Over two weeks ago I officially ended my bearishness on the Australian dollar (FXA). I made that call just in time.
The Australian dollar has powered higher against almost all major currencies and now threatens to retard the economy’s on-going adjustment away from mining investment. The Reserve Bank of Australia has consistently noted its reliance on a weaker currency. For example, in the July 4, 2017 statement:
“The depreciation of the exchange rate since 2013 has also assisted the economy in its transition following the mining investment boom. An appreciating exchange rate would complicate this adjustment.”
Ironically, one of the catalysts that helped drive the Australian dollar to its current heights was the RBA itself. In the minutes from the July policy meeting, the RBA decided to discuss explicitly the value of the neutral interest rate – the nirvana rate where monetary policy is neither accommodative nor tight. Certainly even the casual observer of monetary policy already knows that the neutral rates in the countries of all major central banks are much higher than current levels. Moreover, the RBA’s assessment of around 3% is well below the neutral rate before the financial crisis. No matter, currency markets interpreted the very discussion of the neutral rate as an excuse to assume the RBA had abruptly turned hawkish. From the minutes (emphasis mine):
“Members discussed the Bank’s work estimating the neutral real interest rate for Australia. The various estimates suggested that the rate had been broadly stable until around 2007, but had since fallen by around 150 basis points to around 1 per cent. This equated to a neutral nominal cash rate of around 3½ per cent, given that medium-term inflation expectations were well anchored around 2½ per cent, although there is significant uncertainty around this estimate. Members noted that some of this decline could be attributed to lower potential output growth, but the increase in risk aversion around the time of the global financial crisis was likely to have been a more important factor, given that the bulk of the decline in the estimated neutral real interest rate had occurred around that time. Estimates of neutral real interest rates for other economies had shown a similar decline. All estimates of the neutral real interest rate for Australia suggested that monetary policy had been clearly expansionary for the preceding five years or so. It was also noted that a reduction in risk aversion and/or an increase in the potential growth rate could see the neutral real interest rate rise again.”

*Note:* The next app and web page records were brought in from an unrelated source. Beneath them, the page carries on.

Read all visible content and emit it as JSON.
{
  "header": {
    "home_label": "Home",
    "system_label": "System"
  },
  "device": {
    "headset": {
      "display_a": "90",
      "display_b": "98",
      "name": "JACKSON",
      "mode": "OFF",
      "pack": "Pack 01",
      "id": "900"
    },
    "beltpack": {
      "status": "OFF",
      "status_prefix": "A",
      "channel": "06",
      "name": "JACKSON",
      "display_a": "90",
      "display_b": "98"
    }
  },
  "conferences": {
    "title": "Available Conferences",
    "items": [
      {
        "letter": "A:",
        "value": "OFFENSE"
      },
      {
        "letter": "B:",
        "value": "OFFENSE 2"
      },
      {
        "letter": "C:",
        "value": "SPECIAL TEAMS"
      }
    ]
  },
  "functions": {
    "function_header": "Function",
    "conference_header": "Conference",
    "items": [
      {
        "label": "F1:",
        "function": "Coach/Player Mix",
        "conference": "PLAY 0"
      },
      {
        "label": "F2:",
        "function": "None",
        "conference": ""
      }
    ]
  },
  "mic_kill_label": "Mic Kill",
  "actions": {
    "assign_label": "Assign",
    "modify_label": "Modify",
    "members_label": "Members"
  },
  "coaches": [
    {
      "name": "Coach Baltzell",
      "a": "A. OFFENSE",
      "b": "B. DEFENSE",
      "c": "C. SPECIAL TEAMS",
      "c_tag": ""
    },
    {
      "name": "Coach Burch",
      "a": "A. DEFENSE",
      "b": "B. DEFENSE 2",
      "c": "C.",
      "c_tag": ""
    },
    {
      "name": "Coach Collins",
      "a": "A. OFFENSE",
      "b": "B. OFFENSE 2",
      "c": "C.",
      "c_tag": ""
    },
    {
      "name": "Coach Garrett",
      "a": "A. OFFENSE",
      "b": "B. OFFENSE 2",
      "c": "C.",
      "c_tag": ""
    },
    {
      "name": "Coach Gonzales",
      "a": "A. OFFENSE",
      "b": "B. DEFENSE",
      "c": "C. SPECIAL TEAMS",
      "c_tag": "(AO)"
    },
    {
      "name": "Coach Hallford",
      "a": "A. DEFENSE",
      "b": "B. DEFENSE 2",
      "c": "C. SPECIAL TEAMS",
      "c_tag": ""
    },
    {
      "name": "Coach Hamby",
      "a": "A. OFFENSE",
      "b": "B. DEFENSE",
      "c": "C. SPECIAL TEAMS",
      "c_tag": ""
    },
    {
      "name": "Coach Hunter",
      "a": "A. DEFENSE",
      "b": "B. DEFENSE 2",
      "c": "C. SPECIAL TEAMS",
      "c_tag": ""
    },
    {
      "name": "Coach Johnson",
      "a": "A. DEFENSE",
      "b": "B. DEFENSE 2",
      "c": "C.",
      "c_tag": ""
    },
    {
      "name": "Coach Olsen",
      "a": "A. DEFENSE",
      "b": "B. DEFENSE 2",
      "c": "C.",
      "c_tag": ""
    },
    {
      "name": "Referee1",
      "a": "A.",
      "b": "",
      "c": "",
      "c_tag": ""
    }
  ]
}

This 15-minute snapshot of AUD/USD shows the market’s immediate and sustained reaction to the release of the minutes.
The next day, Australia’s Prime Minister Malcolm Turnbull affirmed a hawkish interpretation of the RBA minutes. From the Financial Review:
“‘…I think they are sending a signal, which is probably prudent, which is to say … rates are more likely to go up than go down.’ Borrowers should be aware of that, Mr Turnbull warned.”
The fresh surge in the Australian dollar comes on top of a tinderbox of catalysts supporting the currency. I am not surprised that a hawkish interpretation generated such a sharp rally. Already, speculators have returned to increasing bullishness on the Australian dollar. Net longs have increased for the last four weeks.
Source: Oanda’s CFTC’s Commitments of Traders
This increasing bullishness has in turn surfed atop surging iron ore prices. The price of iron ore has practically exploded off its last low just over a month ago. Iron ore prices are up an astounding 30% or so since then.
Source: Business Insider
Chinese steel production sits right in eye of the storm for iron ore prices. Chinese steel production has cranked around record levels since February of this year. June’s annualized production of 891 tonnes was a fresh record and clearly motivated iron ore buyers to get back to work. Andy Home from Reuters recently cited several inter-related factors driving steel production:
- Soaring Shanghai steel rebar prices which last week hit a near 4-year high. (link provides graphic sourced from Reuters)
- Record high open interest in Shanghai Futures Exchange (ShFE) steel contracts.
- Record high open interest in ShFE hot-rolled coil (HRC) contracts.
- Capacity shutdowns.
- Strong steel demand from construction companies.
This ultimate dependence on white hot Chinese economic conditions motivates me to expect some kind of sharp pullback in the Australian dollar at some point in the near future. The history of these run-ups is relatively consistent: eventually and resolutely Chinese authorities act to prevent over-heating. I also expect that the RBA will worry about an Australian dollar sitting at levels that, if sustained, will surely complicate the economy’s adjustment period. As a result, the RBA should attempt something to help walk the market off its hawkish assumptions.
So just like that, I am back to considering shorts against the Australian dollar. In particular, I cannot imagine the AUD/USD trading at the lofty 0.80+ level for a sustained period of time. However, I am refraining from returning to a bearish bias; instead, I call this trade “opportunistic” in the context of an Australian dollar has simply gained too much too fast.
On a related note, it is time to consider another pairs trade on the iron ore players. Their stock prices have soared right along everything else related to the iron ore complex. This iron ore rally allowed me to close out the last pairs trade at a net profit.
Source: FreeStockCharts.com – prices posted on the chart are for iron ore as reported by various sources.
Be careful out there!
Full disclosure: short the Australian dollar